But like most people, she always found a way to get it done, even after her breast cancer diagnosis four years ago and the lumpectomy, chemotherapy and radiation that followed.
In August, a seizure and resulting exams revealed her cancer had metastasized, causing a brain tumor and lesions in her lungs.
Ermey underwent surgery and radiation. But now she is in the midst of more chemo, which drains her energy and abilities beyond minimal maintenance.
"It gets to be so overwhelming, you don't do it," she said.
Ermey focuses her fight on her cancer but can't always ignore what is not getting done.

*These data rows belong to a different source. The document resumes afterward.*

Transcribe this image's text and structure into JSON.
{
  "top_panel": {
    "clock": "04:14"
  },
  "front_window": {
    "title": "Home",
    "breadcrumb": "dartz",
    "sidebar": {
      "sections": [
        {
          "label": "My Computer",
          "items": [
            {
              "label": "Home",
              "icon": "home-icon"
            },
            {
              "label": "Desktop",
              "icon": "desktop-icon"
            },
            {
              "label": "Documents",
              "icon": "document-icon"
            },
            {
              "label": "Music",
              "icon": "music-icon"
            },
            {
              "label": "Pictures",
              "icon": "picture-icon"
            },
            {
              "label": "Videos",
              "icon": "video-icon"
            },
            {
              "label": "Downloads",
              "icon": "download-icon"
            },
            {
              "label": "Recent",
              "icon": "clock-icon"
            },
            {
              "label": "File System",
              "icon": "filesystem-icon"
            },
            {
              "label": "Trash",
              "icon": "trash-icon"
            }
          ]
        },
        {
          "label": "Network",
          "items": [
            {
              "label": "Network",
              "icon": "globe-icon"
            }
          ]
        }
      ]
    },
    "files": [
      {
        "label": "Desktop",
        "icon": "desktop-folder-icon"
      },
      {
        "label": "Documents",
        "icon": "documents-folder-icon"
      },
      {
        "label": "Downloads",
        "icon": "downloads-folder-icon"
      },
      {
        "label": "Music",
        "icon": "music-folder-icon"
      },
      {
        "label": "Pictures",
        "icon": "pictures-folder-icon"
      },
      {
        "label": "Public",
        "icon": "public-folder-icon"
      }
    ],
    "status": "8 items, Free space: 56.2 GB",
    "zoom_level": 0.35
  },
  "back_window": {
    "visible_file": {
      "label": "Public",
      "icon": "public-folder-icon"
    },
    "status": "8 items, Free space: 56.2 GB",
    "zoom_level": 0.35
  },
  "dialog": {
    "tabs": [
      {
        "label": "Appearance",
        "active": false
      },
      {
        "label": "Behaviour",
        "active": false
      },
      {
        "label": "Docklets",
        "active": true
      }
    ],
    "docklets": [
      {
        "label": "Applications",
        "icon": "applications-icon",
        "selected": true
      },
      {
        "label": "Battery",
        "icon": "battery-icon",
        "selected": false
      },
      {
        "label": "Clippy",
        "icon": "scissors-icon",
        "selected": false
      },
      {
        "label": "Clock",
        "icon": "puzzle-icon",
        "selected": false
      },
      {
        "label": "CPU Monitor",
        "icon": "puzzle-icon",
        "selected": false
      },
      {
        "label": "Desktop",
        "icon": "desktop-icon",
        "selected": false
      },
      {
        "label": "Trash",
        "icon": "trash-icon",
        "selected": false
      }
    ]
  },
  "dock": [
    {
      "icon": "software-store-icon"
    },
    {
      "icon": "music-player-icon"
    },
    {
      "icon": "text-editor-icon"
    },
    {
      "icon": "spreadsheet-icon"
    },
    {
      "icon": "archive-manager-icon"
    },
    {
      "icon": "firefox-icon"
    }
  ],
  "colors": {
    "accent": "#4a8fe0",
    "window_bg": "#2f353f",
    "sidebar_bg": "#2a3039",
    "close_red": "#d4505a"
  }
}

"The hidden dust bunnies, you can tell they are my nemesis," Ermey said. "It drives you crazy a little bit."
She found it difficult to describe her gratitude Thursday as Pelechowicz and her helpers wiped baseboards, scrubbed toilets and wiped fingerprints from doors and windows.
When Marcos Gonzalez heard about what Pelechowicz was doing, he immediately wanted to help. The owner of Ultimate Building Maintenance in Yuba City plans to donate a home carpet cleaning to each client.
"Your carpet is like a filter, and all the dirt stays in it," he said. "With all the struggles that they're going through, I think it helps to be in a clean environment."
Yuba City massage therapist Brenda Banducci works with many cancer patients through her Excellent Massage Care business and said the therapy is great for circulation and the lymphatic system. It also has emotional benefits, so she decided to donate two 30-minute sessions to each patient.
"A lot of times when we get sick, we feel like we are not even human," she said. "I want them to feel whole. I want them to feel that they are no less of a person because they've had things removed from their body or are going to have things removed."
Jennifer Ferrini, owner of Image Salon & Day Spa, was also moved to help, knowing the emotional roller coaster cancer is for her clients. She decided a free haircut and color was something she could do to boost spirits after chemotherapy.
"Your hair is your identity, so to speak. And self-confidence is always very low when you are going through something like that," she said. "We just want to do anything we can to build that back up."
Ermey held back tears Thursday when Pelechowicz handed her the bundle of certificates and explained the community's generosity.
"There are a lot of good people out there that help people in my situation," she said. "Every little bit helps."
Cleaning for a Reason is limited by the number of cleaners who volunteer, and there is no shortage of woman requesting housework help, Pelechowicz said. She would love to see other cleaners come forward to offer services.
CONTACT reporter Ashley Gebb at 749-4724.